Perla Batalla and Eclipse Quartet February 4, 2012
When I heard that Perla Batalla was commissioned to commemorate the fascinating and long-worded new exhibit “In Wonderland: The Surrealist Adventures of Women Artists in Mexico and the United States” I had to take a trip down Wilshire boulevard to hear surrealism put to words and music by one of my favorite singers. Ms. Batalla is not only a gifted singer but also a restless explorer of art and culture who is never afraid to try something new and challenging. Certainly surrealist art is not for everybody but seeing this exhibit might change a few minds that think art is something you completely understand the first time you glance at a canvas.
The show was opened by the excellent and not for the faint of heart Eclipse Quartet who played two extremely avant garde pieces by Meredith Monk and Ruth Crawford Seeger that expanded all sorts of musical boundaries and scales. While thought provoking and mind-expanding these pieces made me long for something more familiar and so it was I cheered mightily when Perla Batalla took her elegant bare-foot strides toward the microphone after an arresting percussive introduction by Pete Korpela. She started with a lyrical and lovely set of songs from her Mestiza Album that were like a warm spell in winter. “Don’t Say You Did This To Me,” was sweetly familiar with accompaniment by David Batteau, the man who co-wrote (with Perla Batalla) all of the songs in the program. Dona Batalla was in fine voice and stretched it out a bit on the bittersweet “Cine de Llantos,” “Tears of the Sun…” and “Iberia” which seem expressly composed for her strong soprano voice that imbues passion into these songs of the melding of Latin and American cultures. An extremely fine band provided a strong platform for “the voice” with pianist John Beasley taking gorgeous jazz journeys throughout the concert.After this limbering up with some familiars Perla Batalla turned to some arresting new material that was
inspired by the exhibit and expressly created for this concert. In a rare treat the opening song was assisted by pop-music royalty in the accordion playing form of Van Dyke Parks who sprinkled some magic on the terrific “Mexican In Paris” that was evocative on several levels. This was followed by the mystical and deep “I Am (the Great Unreason) that demanded and got some powerhouse singing.

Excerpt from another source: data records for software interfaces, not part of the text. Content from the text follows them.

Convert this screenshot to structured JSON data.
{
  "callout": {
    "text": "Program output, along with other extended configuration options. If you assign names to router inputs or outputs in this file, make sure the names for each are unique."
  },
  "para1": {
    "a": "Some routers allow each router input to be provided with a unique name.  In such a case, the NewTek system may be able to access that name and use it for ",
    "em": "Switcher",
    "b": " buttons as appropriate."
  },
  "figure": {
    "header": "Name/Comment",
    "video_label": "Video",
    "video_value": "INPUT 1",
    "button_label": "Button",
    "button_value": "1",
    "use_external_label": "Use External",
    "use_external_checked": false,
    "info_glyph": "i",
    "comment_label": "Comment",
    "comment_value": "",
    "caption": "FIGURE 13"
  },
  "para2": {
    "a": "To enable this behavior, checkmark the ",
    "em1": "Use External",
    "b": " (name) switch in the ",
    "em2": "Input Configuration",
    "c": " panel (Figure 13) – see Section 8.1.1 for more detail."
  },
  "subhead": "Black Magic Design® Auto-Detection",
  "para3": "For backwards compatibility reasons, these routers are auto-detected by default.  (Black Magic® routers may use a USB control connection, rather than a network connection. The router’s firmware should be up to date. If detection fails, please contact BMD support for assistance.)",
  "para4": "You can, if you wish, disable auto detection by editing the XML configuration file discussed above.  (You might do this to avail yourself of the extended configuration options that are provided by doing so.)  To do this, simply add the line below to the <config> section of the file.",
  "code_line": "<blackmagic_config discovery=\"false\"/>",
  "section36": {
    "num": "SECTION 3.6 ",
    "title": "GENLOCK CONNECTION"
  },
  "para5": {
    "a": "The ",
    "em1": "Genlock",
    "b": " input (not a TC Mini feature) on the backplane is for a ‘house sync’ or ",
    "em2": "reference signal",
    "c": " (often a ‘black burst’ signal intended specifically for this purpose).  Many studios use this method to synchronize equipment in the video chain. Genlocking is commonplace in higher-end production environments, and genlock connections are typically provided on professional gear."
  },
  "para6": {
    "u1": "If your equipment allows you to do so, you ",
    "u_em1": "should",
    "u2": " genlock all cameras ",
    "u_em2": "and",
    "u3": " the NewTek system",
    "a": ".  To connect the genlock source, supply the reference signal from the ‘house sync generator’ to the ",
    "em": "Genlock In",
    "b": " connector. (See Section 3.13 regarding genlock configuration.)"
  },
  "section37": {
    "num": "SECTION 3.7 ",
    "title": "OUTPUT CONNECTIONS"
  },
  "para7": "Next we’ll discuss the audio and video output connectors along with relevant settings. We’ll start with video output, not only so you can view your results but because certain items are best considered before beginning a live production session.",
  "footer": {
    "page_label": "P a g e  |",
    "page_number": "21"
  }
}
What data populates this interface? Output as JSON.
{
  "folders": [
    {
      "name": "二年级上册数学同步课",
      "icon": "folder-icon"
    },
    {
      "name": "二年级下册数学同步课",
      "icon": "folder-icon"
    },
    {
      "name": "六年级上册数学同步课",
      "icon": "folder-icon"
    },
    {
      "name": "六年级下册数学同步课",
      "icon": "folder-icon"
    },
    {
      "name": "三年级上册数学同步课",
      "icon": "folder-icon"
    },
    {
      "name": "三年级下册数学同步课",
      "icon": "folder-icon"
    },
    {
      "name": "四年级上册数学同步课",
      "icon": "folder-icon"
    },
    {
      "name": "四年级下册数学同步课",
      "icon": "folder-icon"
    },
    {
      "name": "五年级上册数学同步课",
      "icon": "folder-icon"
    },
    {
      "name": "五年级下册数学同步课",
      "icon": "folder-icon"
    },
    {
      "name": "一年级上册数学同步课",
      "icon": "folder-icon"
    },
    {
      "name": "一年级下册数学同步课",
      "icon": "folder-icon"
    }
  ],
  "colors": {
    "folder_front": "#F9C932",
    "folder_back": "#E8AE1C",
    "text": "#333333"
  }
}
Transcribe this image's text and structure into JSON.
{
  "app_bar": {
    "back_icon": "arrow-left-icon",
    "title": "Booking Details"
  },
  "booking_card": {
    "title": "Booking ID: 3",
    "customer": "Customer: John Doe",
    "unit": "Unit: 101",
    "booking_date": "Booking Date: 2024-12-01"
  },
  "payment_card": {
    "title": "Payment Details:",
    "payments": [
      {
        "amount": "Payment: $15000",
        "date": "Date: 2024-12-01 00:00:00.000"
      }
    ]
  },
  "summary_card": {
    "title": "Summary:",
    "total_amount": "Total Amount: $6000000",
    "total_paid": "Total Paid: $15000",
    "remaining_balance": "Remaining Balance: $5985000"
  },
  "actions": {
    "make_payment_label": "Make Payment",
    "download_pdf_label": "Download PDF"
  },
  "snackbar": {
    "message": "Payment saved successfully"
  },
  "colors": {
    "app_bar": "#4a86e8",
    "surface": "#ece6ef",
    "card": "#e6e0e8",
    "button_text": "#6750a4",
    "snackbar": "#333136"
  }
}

The remaining material was mostly inspired by one of the great romances of the 20th century between the artists Diego Rivera and Frida Kahlo who seem to have charged Batalla-Batteau with musical romantic passion. “Diego My Destiny” was sung with an ache in the voice that expressed the deep but doomed Kahlo love for the untamable Senor Rivera but “Tell Me You Don’t Love Me Anymore” was one of those Batalla specialties that just broke your heart and made an entire concert hall imagine such a painful but deep love between the two. Amazing that in this scene of abstract expressionism I would find very real tears forming in my eyes. The finale returned us to happier times with the Eclipse Quartet joining Batalla and band on stage for a joyful tour of “My Blue House” which demonstrated the richness of the art and love that these Mexican lovebirds shared despite the greatest of obstacles.